*** Begin section ***

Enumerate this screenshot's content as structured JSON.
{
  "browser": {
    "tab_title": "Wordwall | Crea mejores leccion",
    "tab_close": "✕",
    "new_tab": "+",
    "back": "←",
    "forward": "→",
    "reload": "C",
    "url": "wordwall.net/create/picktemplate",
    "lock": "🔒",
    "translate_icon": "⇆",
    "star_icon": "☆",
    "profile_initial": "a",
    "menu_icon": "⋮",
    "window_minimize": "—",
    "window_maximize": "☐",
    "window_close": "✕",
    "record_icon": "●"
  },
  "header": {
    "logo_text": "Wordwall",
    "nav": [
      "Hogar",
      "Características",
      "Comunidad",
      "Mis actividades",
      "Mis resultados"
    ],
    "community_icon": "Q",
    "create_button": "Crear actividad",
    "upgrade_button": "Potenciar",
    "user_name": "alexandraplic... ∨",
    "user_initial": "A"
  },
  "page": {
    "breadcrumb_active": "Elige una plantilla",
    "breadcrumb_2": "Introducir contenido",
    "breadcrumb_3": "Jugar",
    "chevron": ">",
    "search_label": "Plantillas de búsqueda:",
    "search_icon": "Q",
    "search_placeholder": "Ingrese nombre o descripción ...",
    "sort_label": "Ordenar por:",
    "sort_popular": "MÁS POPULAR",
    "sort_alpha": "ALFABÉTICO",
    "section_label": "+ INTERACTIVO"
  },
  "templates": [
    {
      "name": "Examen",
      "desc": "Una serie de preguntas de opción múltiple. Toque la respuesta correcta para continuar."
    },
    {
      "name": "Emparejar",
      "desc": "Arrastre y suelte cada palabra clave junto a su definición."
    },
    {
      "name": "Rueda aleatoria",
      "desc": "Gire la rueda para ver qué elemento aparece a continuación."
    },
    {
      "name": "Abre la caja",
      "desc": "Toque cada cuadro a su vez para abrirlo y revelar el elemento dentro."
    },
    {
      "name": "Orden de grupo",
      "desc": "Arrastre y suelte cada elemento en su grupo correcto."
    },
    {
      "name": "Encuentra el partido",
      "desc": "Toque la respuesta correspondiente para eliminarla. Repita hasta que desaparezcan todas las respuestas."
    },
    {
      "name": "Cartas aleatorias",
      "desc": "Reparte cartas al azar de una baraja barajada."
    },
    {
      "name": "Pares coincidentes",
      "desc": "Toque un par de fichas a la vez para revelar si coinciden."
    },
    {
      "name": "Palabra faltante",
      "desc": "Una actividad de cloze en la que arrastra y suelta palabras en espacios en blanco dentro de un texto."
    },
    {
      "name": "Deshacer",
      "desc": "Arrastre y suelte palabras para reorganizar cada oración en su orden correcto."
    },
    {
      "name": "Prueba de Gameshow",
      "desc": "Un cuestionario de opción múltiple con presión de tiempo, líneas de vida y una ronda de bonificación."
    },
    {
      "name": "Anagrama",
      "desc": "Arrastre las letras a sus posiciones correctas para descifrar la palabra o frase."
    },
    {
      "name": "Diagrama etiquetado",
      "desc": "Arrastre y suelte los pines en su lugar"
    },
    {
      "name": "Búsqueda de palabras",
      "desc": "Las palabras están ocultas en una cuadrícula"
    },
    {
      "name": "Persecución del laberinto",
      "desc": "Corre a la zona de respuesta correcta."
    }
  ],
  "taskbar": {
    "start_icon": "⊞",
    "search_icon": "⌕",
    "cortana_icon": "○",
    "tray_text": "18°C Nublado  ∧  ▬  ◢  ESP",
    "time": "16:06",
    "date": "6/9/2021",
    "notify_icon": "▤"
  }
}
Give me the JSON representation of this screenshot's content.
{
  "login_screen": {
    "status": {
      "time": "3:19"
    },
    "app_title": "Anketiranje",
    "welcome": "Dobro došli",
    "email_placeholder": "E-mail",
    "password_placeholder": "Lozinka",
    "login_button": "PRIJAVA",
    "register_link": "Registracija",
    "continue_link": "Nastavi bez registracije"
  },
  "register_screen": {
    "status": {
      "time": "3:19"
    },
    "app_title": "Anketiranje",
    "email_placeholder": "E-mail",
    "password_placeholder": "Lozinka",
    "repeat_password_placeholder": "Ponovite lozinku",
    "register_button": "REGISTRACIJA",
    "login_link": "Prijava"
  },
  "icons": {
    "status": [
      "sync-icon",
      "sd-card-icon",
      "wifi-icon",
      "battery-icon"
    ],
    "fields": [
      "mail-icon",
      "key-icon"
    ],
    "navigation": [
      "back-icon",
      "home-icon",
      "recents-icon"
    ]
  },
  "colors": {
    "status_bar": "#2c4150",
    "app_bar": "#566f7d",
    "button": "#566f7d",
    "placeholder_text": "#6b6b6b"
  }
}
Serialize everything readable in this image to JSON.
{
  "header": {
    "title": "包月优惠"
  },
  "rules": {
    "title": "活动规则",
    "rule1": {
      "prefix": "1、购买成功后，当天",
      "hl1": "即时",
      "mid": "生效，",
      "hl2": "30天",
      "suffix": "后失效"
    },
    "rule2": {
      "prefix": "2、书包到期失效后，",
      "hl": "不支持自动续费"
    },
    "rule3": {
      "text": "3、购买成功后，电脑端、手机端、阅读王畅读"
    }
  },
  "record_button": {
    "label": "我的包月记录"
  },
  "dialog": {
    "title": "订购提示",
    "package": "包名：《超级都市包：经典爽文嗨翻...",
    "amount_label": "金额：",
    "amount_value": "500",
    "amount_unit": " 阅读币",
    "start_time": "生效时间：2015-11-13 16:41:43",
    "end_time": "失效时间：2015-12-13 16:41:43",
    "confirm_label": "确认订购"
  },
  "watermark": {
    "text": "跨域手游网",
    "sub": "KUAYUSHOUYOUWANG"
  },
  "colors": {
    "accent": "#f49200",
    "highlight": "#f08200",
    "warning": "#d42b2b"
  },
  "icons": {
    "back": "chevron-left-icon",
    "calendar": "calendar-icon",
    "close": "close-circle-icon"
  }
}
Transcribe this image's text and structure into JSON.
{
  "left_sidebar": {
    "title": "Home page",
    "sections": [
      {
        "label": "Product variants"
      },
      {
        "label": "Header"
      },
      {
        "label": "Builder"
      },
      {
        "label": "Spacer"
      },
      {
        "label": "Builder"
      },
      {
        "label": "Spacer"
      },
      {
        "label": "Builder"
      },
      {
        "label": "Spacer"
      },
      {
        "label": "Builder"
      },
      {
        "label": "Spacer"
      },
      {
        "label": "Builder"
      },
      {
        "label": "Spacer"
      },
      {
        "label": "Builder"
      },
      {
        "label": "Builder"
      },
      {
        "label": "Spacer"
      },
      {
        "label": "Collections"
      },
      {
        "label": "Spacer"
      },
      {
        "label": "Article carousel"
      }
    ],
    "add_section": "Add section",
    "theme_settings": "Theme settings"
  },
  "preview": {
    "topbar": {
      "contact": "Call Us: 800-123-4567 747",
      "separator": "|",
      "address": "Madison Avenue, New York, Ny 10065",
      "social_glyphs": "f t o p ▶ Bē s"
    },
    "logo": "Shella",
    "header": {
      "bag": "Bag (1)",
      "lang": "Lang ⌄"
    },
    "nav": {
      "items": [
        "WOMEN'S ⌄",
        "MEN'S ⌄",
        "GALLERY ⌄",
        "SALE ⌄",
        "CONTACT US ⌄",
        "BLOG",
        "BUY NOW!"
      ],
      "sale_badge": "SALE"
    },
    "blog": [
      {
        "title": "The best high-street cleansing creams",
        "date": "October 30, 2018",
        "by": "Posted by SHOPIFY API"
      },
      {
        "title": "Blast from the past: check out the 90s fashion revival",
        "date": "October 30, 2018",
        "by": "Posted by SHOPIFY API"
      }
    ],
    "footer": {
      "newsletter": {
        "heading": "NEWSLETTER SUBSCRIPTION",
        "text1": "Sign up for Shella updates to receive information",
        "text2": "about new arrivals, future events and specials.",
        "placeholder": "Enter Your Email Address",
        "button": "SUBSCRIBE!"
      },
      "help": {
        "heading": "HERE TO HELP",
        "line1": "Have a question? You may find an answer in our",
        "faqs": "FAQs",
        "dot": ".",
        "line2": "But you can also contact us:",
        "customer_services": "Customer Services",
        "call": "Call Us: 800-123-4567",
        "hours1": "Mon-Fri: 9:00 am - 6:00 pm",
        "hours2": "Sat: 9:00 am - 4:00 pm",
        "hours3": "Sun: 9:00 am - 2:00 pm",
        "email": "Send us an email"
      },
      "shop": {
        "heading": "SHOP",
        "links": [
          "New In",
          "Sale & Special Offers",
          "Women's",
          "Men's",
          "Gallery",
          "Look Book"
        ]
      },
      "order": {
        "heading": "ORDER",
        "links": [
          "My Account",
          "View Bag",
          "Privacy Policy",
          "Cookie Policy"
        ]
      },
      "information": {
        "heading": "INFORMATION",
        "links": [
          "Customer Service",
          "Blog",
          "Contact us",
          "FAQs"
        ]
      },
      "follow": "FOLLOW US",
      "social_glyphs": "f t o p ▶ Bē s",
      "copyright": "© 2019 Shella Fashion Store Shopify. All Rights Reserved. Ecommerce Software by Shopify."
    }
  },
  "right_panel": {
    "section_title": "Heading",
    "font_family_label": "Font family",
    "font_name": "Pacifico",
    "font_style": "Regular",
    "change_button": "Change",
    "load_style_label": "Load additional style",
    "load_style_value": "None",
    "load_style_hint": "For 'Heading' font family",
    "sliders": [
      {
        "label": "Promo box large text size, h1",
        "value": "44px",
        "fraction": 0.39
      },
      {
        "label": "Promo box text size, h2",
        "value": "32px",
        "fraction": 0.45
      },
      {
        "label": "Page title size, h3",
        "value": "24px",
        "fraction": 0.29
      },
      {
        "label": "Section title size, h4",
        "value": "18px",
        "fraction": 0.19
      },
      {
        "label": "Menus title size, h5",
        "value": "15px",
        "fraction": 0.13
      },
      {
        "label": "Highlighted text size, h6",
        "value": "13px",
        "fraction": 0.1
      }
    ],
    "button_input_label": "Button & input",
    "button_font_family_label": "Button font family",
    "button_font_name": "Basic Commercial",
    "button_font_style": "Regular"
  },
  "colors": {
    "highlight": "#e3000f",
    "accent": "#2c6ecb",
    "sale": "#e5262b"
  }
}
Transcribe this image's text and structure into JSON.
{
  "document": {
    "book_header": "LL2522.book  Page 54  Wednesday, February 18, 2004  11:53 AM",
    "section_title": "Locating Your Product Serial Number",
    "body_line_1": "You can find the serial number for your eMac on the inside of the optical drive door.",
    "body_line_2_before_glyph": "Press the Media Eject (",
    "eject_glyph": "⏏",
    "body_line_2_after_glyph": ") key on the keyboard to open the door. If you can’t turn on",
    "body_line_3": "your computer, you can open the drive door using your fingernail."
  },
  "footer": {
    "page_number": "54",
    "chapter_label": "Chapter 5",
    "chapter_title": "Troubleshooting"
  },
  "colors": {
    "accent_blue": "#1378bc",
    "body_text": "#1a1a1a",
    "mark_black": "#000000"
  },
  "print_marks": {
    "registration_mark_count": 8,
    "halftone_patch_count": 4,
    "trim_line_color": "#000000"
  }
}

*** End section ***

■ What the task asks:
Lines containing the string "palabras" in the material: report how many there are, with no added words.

■ The answer:
4